Independent advisers on Wednesday recommended the U.S. Food and Drug Administration approve over-the-counter sales of Naloxone, which is commonly used to reverse opioid overdoses. Photo courtesy of Emergent BioSolutions
Feb. 15 (UPI) -- Independent advisers recommended Wednesday that the U.S. Food and Drug Administration approve over-the-counter sales of naloxone, which is commonly used to reverse opioid overdoses.
The FDA's advisory panel made the unanimous recommendation during a joint meeting between the Anesthetic and Analgesic Drug Products Advisory Committee and Nonprescription Drugs Advisory Committee.
Naloxone is sold under the brand name Narcan and is commonly administered through a nasal spray to counteract the effects of an overdose brought on by opioid use.
If given final approval by the FDA at the end of March, it would significantly expand access to the treatment, making it available at hundreds of pharmacies.
Several pharmacies already have blanket prescriptions allowing them to sell the drug, which was patented in 1961.
Naloxone is on the World Health Organization's list of essential medicines and typically works for 30 to 90 minutes after administration. Responders are taught to give an overdose victim a dose of the easy-to-use nasal spray before calling 911.
Currently, 28 U.S. states offer immunity from civil liability, criminal liability and professional disciplinary actions to people who use or make naloxone available.
Naloxone prescriptions in the United States reached 1.5 million in 2021, the FDA said Wednesday.
Narcan is manufactured by Opiant Pharma based in Santa Monica, Calif. Its licensee, Emergent BioSolutions, produces the nasal spray distributed in the United States and Canada.
"We have been working on distribution plans with key stakeholders like retailers and government leaders," Matt Hartwig, a spokesman for Maryland-based Emergent BioSolutions, told NBC.

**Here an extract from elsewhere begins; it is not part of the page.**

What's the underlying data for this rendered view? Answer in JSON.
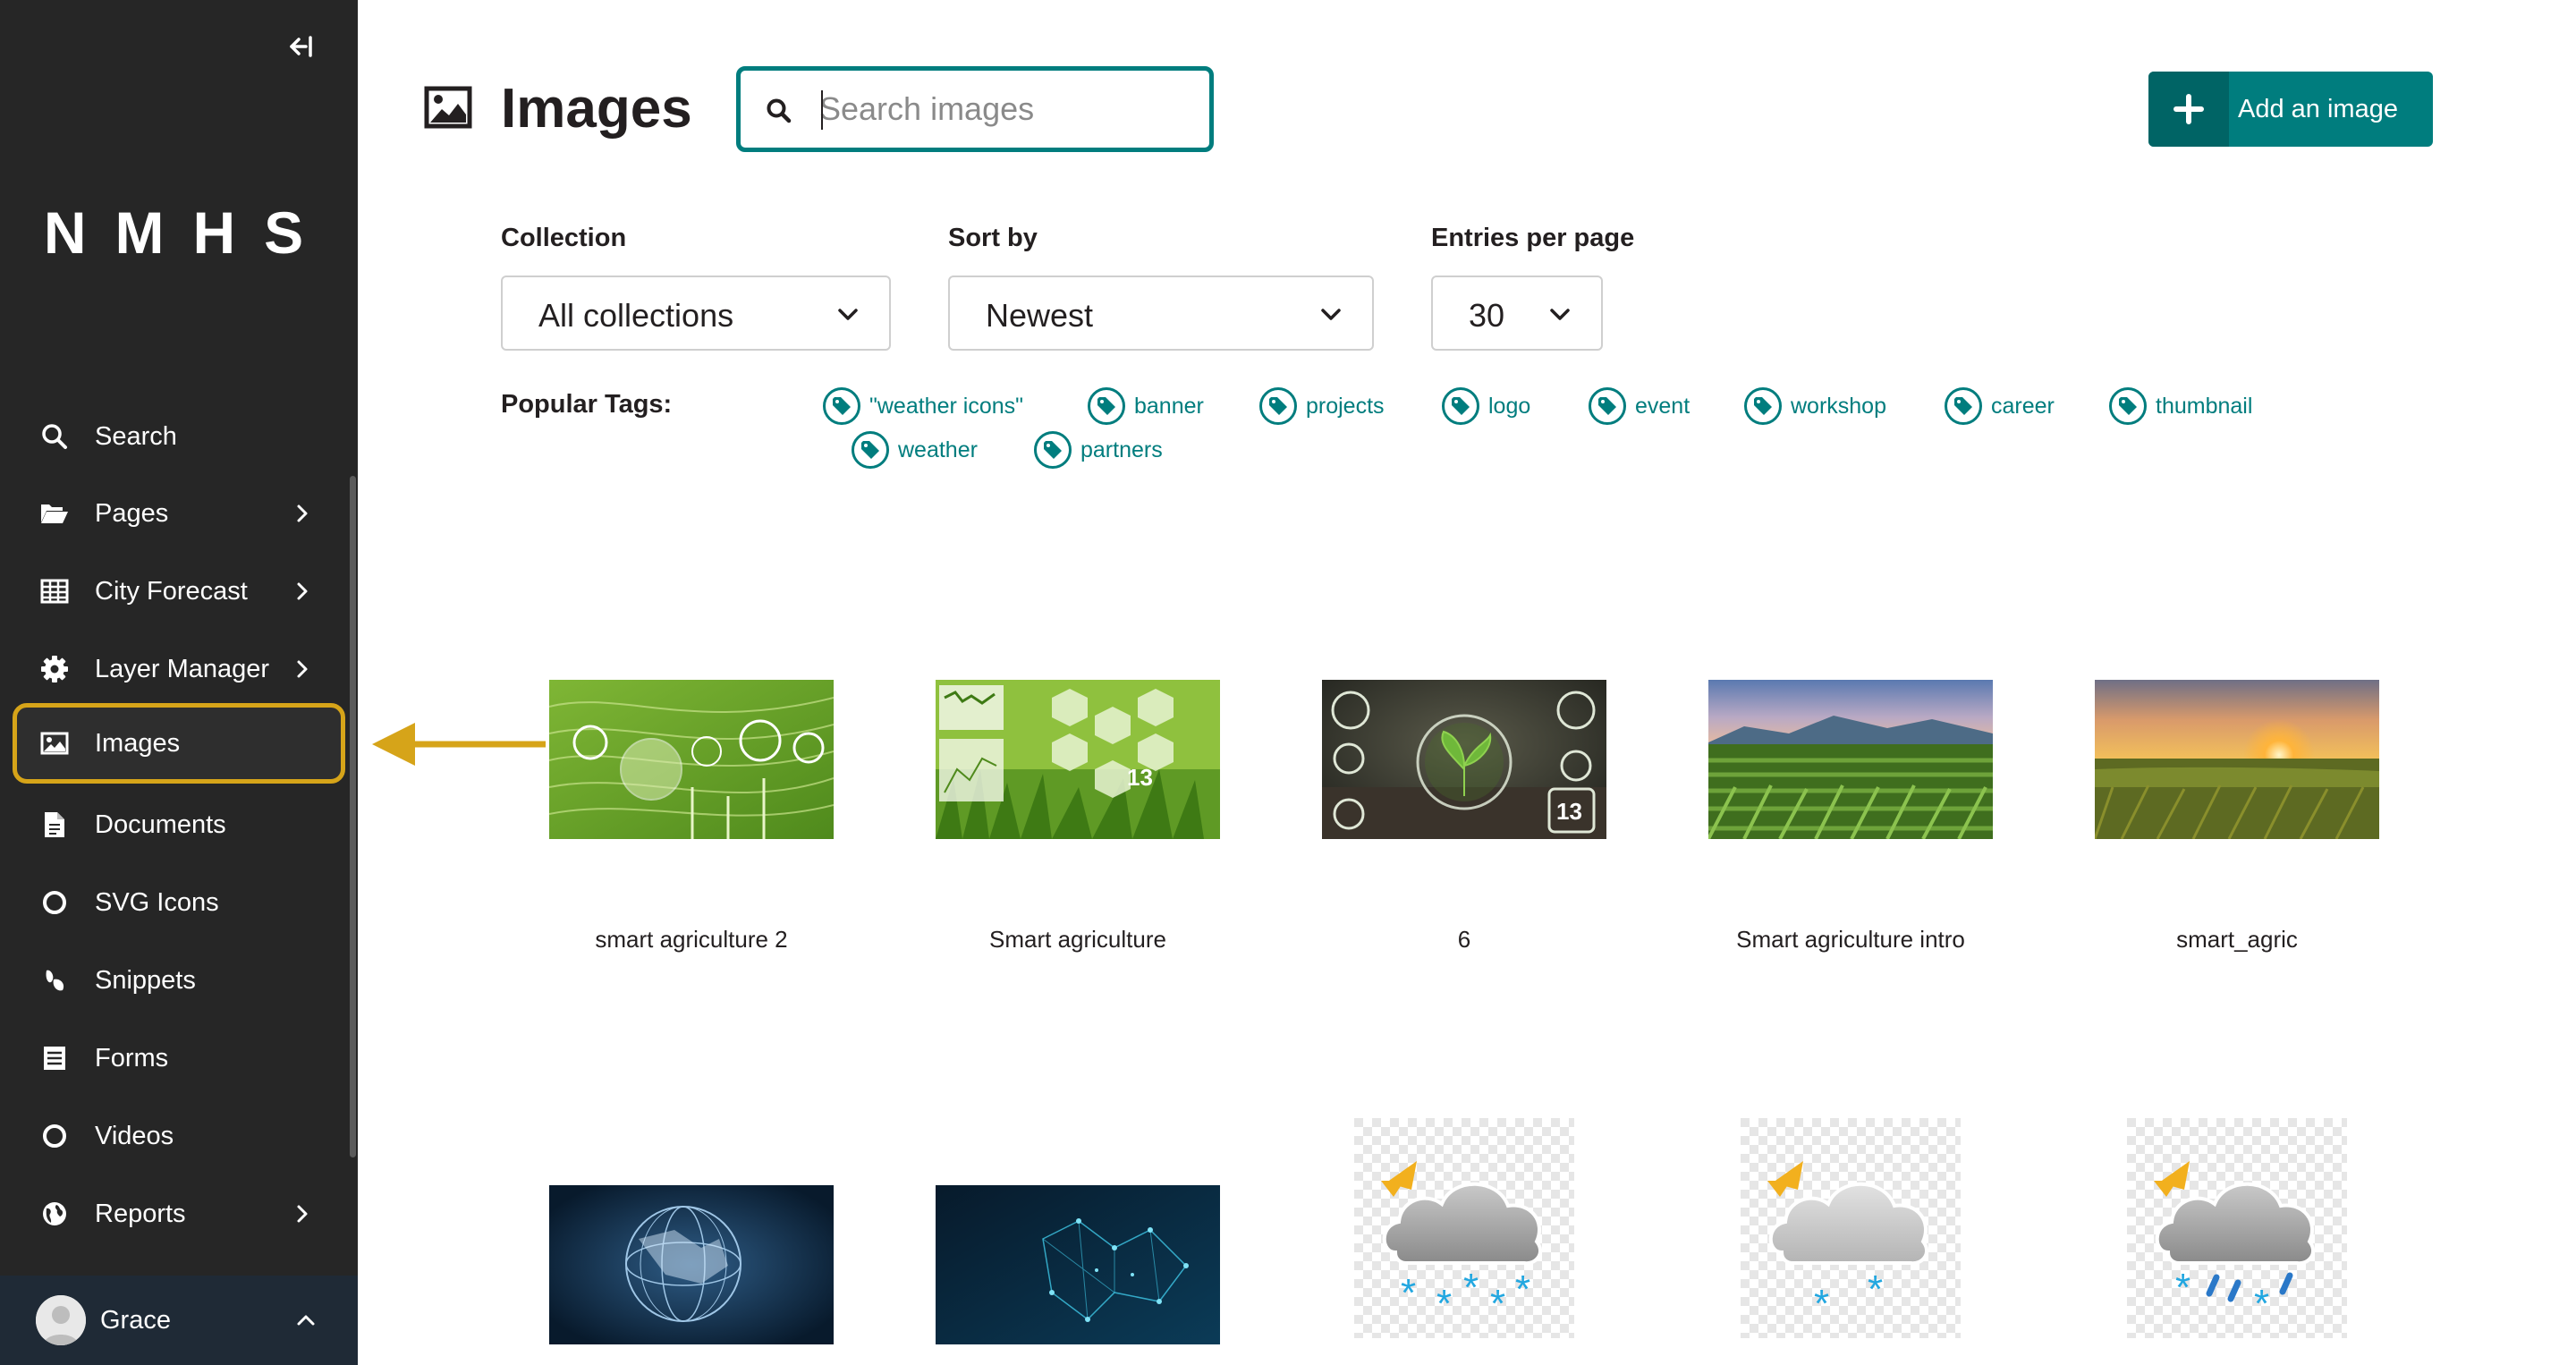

The company said the drug would be available over the counter late this coming summer if the proposal receives final FDA approval. The FDA typically follows the recommendations of its independent advisory panels, although it is not required to do so.
"There is no reason to keep this as a prescription. Let's get it out there and save some lives," Nonprescription Drugs Advisory Committee patient representative Elizabeth Coykendall said Wednesday.